**Exercise description**: Report the tally of lines in the material below that have the string "true", with no other output.

**Data**:
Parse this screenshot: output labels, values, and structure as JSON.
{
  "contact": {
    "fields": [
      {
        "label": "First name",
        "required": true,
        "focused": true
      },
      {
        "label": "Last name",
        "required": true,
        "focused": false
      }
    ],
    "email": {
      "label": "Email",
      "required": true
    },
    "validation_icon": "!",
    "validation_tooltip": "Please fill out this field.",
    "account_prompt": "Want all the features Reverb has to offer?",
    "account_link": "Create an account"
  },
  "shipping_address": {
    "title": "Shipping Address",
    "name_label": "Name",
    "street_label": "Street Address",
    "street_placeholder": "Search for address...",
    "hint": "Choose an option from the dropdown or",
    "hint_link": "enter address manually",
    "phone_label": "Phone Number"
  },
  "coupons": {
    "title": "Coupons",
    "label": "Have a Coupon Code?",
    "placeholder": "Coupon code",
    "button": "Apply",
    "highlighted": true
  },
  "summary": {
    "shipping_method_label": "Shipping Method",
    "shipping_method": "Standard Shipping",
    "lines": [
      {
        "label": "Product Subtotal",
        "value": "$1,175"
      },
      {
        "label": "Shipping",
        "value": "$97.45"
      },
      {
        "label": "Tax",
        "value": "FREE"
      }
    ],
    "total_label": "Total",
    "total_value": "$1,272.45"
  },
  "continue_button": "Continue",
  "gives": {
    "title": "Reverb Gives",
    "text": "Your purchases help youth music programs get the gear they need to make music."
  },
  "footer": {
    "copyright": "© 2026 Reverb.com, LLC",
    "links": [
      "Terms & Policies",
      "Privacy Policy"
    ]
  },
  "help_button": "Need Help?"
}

**Written solution**: 5